Previous studies have found that automation can reduce workplace injuries by up to 72 percent in industrial facilities. Robots also work faster than humans and offset the labor shortages that plague these industries. Consequently, any technology that makes them a more viable option is worth considering.

Implementing IoT

Companies hoping to capitalize on these benefits should keep a few things in mind. Most notably, the IoT introduces unique security concerns. Now that construction, transportation, and manufacturing are among the most targeted industries for cybercrime, these vulnerabilities deserve attention.

Many IoT devices lack strong built-in protections and can serve as backdoors to more sensitive systems and data. A few best practices address these risks. First, organizations should segment their networks to keep IoT devices separate from other endpoints. Next, they should encrypt all IoT traffic and use real-time network monitoring technologies to prevent and respond to threats.

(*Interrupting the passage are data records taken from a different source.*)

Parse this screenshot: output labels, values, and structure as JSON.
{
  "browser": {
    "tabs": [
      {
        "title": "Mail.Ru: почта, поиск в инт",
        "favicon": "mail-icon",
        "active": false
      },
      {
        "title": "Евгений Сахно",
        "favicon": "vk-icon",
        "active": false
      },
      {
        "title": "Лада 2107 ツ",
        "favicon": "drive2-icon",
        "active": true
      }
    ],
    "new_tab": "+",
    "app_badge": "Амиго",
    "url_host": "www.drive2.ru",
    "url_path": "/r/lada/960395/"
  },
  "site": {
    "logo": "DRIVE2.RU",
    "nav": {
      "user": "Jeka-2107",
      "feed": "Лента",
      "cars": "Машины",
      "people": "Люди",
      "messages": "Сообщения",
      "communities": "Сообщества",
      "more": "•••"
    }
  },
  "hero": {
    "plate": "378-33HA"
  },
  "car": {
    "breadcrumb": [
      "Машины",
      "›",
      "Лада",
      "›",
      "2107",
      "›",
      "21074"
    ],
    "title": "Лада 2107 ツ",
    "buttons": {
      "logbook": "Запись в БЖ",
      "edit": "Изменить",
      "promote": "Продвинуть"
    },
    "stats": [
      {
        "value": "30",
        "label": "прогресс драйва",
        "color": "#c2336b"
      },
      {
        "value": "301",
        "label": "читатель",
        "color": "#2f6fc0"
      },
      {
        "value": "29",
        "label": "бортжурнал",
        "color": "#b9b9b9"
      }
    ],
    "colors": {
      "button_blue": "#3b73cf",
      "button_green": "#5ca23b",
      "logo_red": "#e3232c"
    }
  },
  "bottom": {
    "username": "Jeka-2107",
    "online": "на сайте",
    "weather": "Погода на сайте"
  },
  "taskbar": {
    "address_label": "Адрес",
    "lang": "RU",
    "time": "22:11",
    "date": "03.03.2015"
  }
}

Businesses should also consider interoperability with any other IoT devices they use. There are more than 40 IoT protocols, so not every connected system will work seamlessly with one another. Organizations will minimize implementation problems and get more out of their investment if they look for smart overhead handling equipment compatible with their current tech stack.

Industrial facilities should also approach the IoT slowly to spread out costs and foster a faster ROI. Start with the use case that could benefit most from IoT connectivity, whether that’s remote control, collision detection, or any other of these applications. From there, wait until that project shows a positive return before expanding IoT implementation to other areas.

Overhead Handling Equipment Needs IoT

IoT integration in overhead handling equipment allows for the necessary safety, efficiency, and insight. Bringing these two technologies together can transform operations for construction, warehousing, and manufacturing companies.

As more organizations recognize these benefits, IoT connectivity could become standard in this kind of machinery. Getting ahead of that trend and investing in this technology today could be key to remaining competitive.

Emily Newton
Emily Newton - Editor-in-Chief of Revolutionized | Industrial Content Writer, Revolutionized.com
I specialize in writing in-depth articles for the industrial and sci/tech sectors. In addition to my work for Revolutionized, my works have been published on Engineering.com, ReadWrite, and Global Trade Magazine. Please connect with me on LinkedIn!
I specialize in writing in-depth articles for the industrial and sci/tech sectors. In addition to my work for Revolutionized, my works have been published on Engineering.com, ReadWrite, and Global Trade Magazine. Please connect with me on LinkedIn!